Machine lockout/tagout image.

More OSHA Citations for General Aluminum Mfg.

Aug. 15, 2022
The automotive foundry has been cited for violations at three foundries in the past year, with inspectors highlighting failures to guard machinery and maintain lockout/tagout procedures.

The U.S. Occupational Safety and Health Administration is proposing a $420,240 fine on General Aluminum Mfg. Co. for a total of 13 violations discovered at its Wapakoneta, OH, plant. The inspection at that plant in February followed similar violations discovered during inspections at other General Aluminum locations, including at its Conneaut, OH, plant in January.

Last year, the same foundry group was cited for 38 violations at its Ravenna, OH, foundry – which General Aluminum contested.

General Aluminum Mfg., a Park Ohio Holding Co. subsidiary, manufacturers automotive castings.
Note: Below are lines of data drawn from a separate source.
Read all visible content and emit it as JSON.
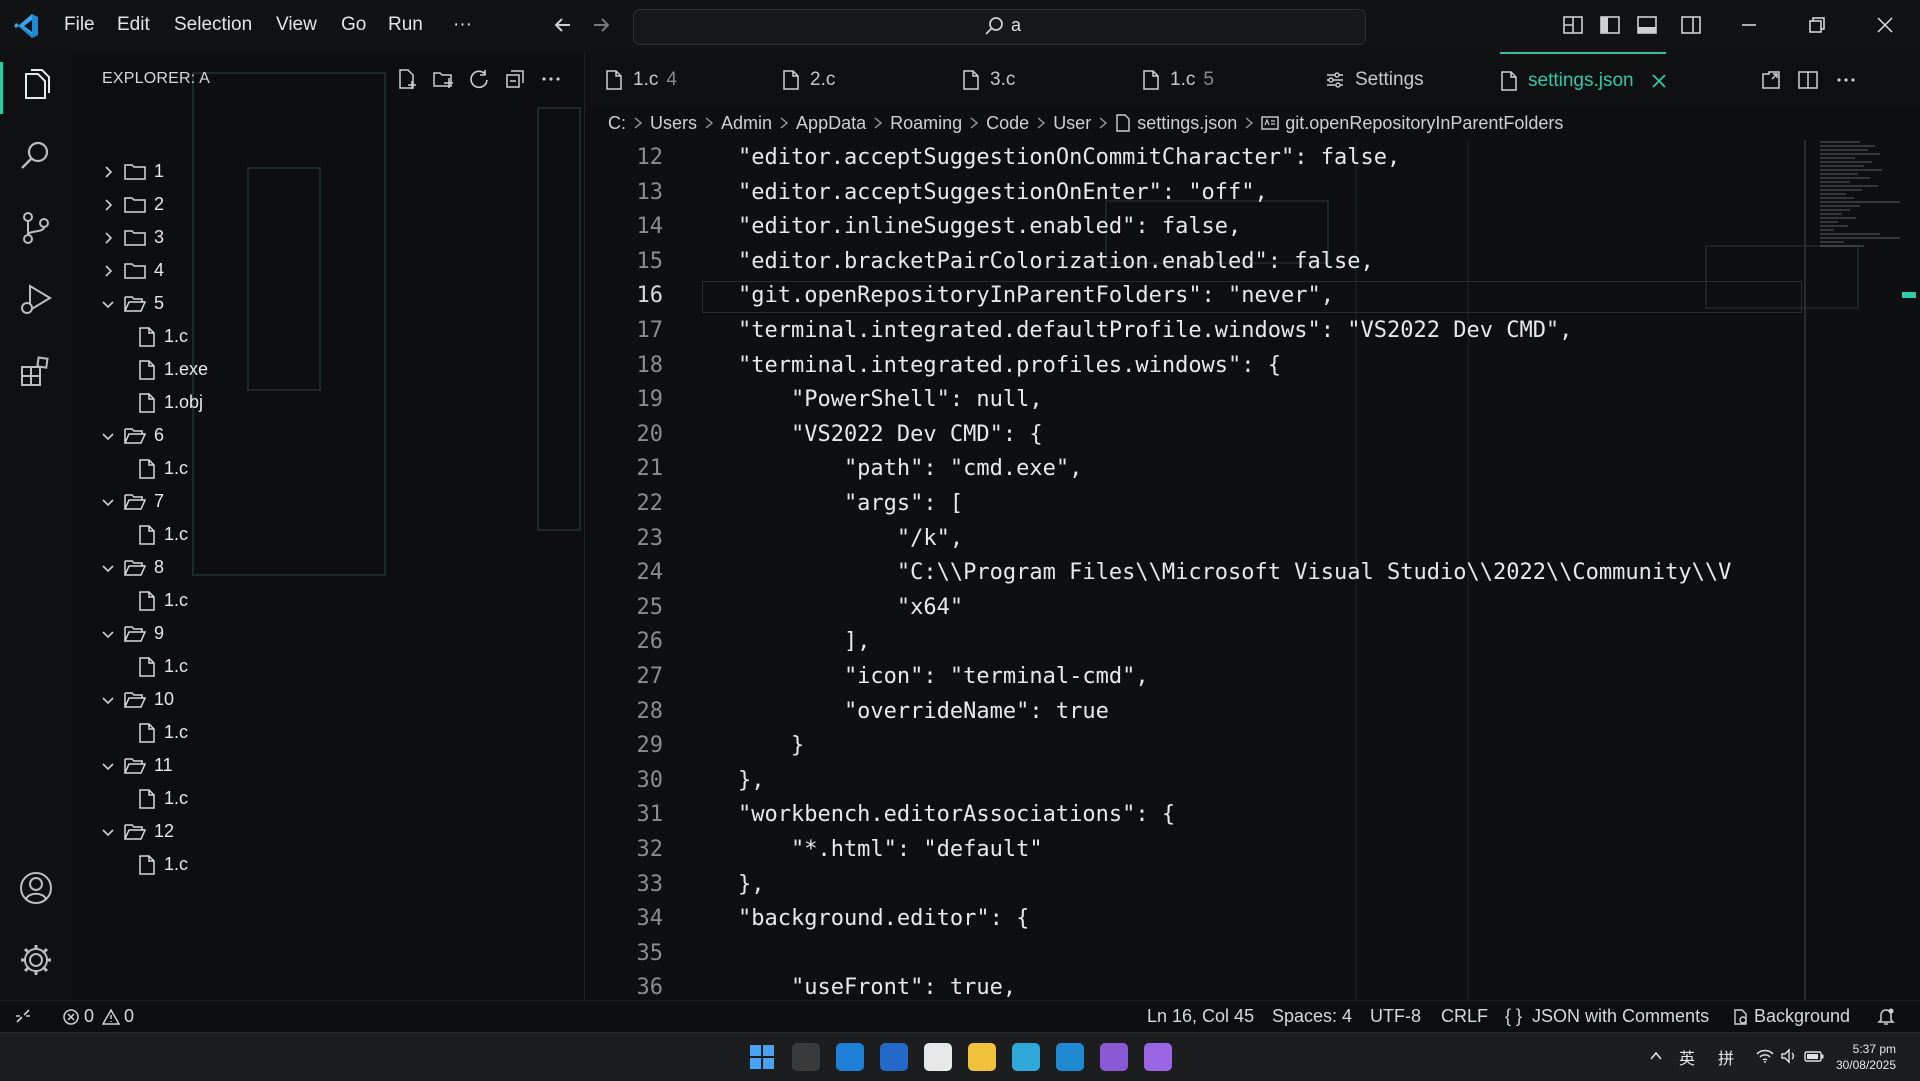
{
  "menu": [
    "File",
    "Edit",
    "Selection",
    "View",
    "Go",
    "Run",
    "···"
  ],
  "command_center": {
    "search_text": "a"
  },
  "explorer": {
    "title": "EXPLORER: A",
    "tree": [
      {
        "label": "1",
        "kind": "folder",
        "expanded": false,
        "depth": 0
      },
      {
        "label": "2",
        "kind": "folder",
        "expanded": false,
        "depth": 0
      },
      {
        "label": "3",
        "kind": "folder",
        "expanded": false,
        "depth": 0
      },
      {
        "label": "4",
        "kind": "folder",
        "expanded": false,
        "depth": 0
      },
      {
        "label": "5",
        "kind": "folder",
        "expanded": true,
        "depth": 0
      },
      {
        "label": "1.c",
        "kind": "file",
        "depth": 1
      },
      {
        "label": "1.exe",
        "kind": "file",
        "depth": 1
      },
      {
        "label": "1.obj",
        "kind": "file",
        "depth": 1
      },
      {
        "label": "6",
        "kind": "folder",
        "expanded": true,
        "depth": 0
      },
      {
        "label": "1.c",
        "kind": "file",
        "depth": 1
      },
      {
        "label": "7",
        "kind": "folder",
        "expanded": true,
        "depth": 0
      },
      {
        "label": "1.c",
        "kind": "file",
        "depth": 1
      },
      {
        "label": "8",
        "kind": "folder",
        "expanded": true,
        "depth": 0
      },
      {
        "label": "1.c",
        "kind": "file",
        "depth": 1
      },
      {
        "label": "9",
        "kind": "folder",
        "expanded": true,
        "depth": 0
      },
      {
        "label": "1.c",
        "kind": "file",
        "depth": 1
      },
      {
        "label": "10",
        "kind": "folder",
        "expanded": true,
        "depth": 0
      },
      {
        "label": "1.c",
        "kind": "file",
        "depth": 1
      },
      {
        "label": "11",
        "kind": "folder",
        "expanded": true,
        "depth": 0
      },
      {
        "label": "1.c",
        "kind": "file",
        "depth": 1
      },
      {
        "label": "12",
        "kind": "folder",
        "expanded": true,
        "depth": 0
      },
      {
        "label": "1.c",
        "kind": "file",
        "depth": 1
      }
    ]
  },
  "tabs": [
    {
      "label": "1.c",
      "badge": "4",
      "icon": "file-icon",
      "active": false
    },
    {
      "label": "2.c",
      "badge": "",
      "icon": "file-icon",
      "active": false
    },
    {
      "label": "3.c",
      "badge": "",
      "icon": "file-icon",
      "active": false
    },
    {
      "label": "1.c",
      "badge": "5",
      "icon": "file-icon",
      "active": false
    },
    {
      "label": "Settings",
      "badge": "",
      "icon": "settings-icon",
      "active": false
    },
    {
      "label": "settings.json",
      "badge": "",
      "icon": "file-icon",
      "active": true
    }
  ],
  "breadcrumb": [
    "C:",
    "Users",
    "Admin",
    "AppData",
    "Roaming",
    "Code",
    "User",
    "settings.json",
    "git.openRepositoryInParentFolders"
  ],
  "editor": {
    "current_line": 16,
    "lines": [
      {
        "n": "12",
        "t": "    \"editor.acceptSuggestionOnCommitCharacter\": false,"
      },
      {
        "n": "13",
        "t": "    \"editor.acceptSuggestionOnEnter\": \"off\","
      },
      {
        "n": "14",
        "t": "    \"editor.inlineSuggest.enabled\": false,"
      },
      {
        "n": "15",
        "t": "    \"editor.bracketPairColorization.enabled\": false,"
      },
      {
        "n": "16",
        "t": "    \"git.openRepositoryInParentFolders\": \"never\","
      },
      {
        "n": "17",
        "t": "    \"terminal.integrated.defaultProfile.windows\": \"VS2022 Dev CMD\","
      },
      {
        "n": "18",
        "t": "    \"terminal.integrated.profiles.windows\": {"
      },
      {
        "n": "19",
        "t": "        \"PowerShell\": null,"
      },
      {
        "n": "20",
        "t": "        \"VS2022 Dev CMD\": {"
      },
      {
        "n": "21",
        "t": "            \"path\": \"cmd.exe\","
      },
      {
        "n": "22",
        "t": "            \"args\": ["
      },
      {
        "n": "23",
        "t": "                \"/k\","
      },
      {
        "n": "24",
        "t": "                \"C:\\\\Program Files\\\\Microsoft Visual Studio\\\\2022\\\\Community\\\\V"
      },
      {
        "n": "25",
        "t": "                \"x64\""
      },
      {
        "n": "26",
        "t": "            ],"
      },
      {
        "n": "27",
        "t": "            \"icon\": \"terminal-cmd\","
      },
      {
        "n": "28",
        "t": "            \"overrideName\": true"
      },
      {
        "n": "29",
        "t": "        }"
      },
      {
        "n": "30",
        "t": "    },"
      },
      {
        "n": "31",
        "t": "    \"workbench.editorAssociations\": {"
      },
      {
        "n": "32",
        "t": "        \"*.html\": \"default\""
      },
      {
        "n": "33",
        "t": "    },"
      },
      {
        "n": "34",
        "t": "    \"background.editor\": {"
      },
      {
        "n": "35",
        "t": ""
      },
      {
        "n": "36",
        "t": "        \"useFront\": true,"
      }
    ]
  },
  "status": {
    "errors": "0",
    "warnings": "0",
    "position": "Ln 16, Col 45",
    "spaces": "Spaces: 4",
    "encoding": "UTF-8",
    "eol": "CRLF",
    "language": "JSON with Comments",
    "language_prefix": "{ }",
    "background": "Background"
  },
  "taskbar": {
    "ime1": "英",
    "ime2": "拼",
    "time": "5:37 pm",
    "date": "30/08/2025",
    "apps": [
      "start",
      "terminal",
      "outlook",
      "mail",
      "notion",
      "file-explorer",
      "edge",
      "vscode",
      "visual-studio",
      "visual-studio-2"
    ]
  },
  "colors": {
    "accent": "#2fc8a8",
    "string": "#e8e8e8",
    "active_tab": "#2fc8a8"
  }
}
Following the notification of the penalty, OSHA allowed General Aluminum 15 business days to comply, request an informal conference with OSHA’s area director, or contest the findings before the independent Occupational Safety and Health Review Commission.

OSHA detailed that during its February inspection it found a band saw and quench tank lacked adequate machine guarding, and that General Aluminum had failed to train workers servicing industrial machinery on energy control (aka lockout/tagout) procedures, which exposed workers to “amputation, caught-in, and struck-by hazards.

OSHA inspectors issued citations for comparable violations at the Conneaut and Ravenna foundries.

Inspectors cited the Wapakoneta plant with one repeat, two willful, and 10 serious violations for exposing workers to fall hazards while working on top of casting machines; burn hazards due to water accumulation around casting machines; and using improper personal protective equipment. Inspectors found workers there had been exposed to electrical and arc flashes, confined space, and powered industrial vehicle hazards.

“General Aluminum’s continued failure to protect its workers is a prime example of why OSHA’s Severe Violator Enforcement Program allows the agency to inspect any facility operated by a company cited for exposing workers to egregious hazards,” stated William Donovan, OSHA Regional Administrator. “This company repeatedly ignored OSHA and a third-party auditor’s recommendations to improve safety procedures and training, and immediately comply with industry and federal safety standards to demonstrate a commitment to protect workers.”

In June, OSHA cited General Aluminum’s Conneaut plant for eight violations, proposing $315,952 in penalties.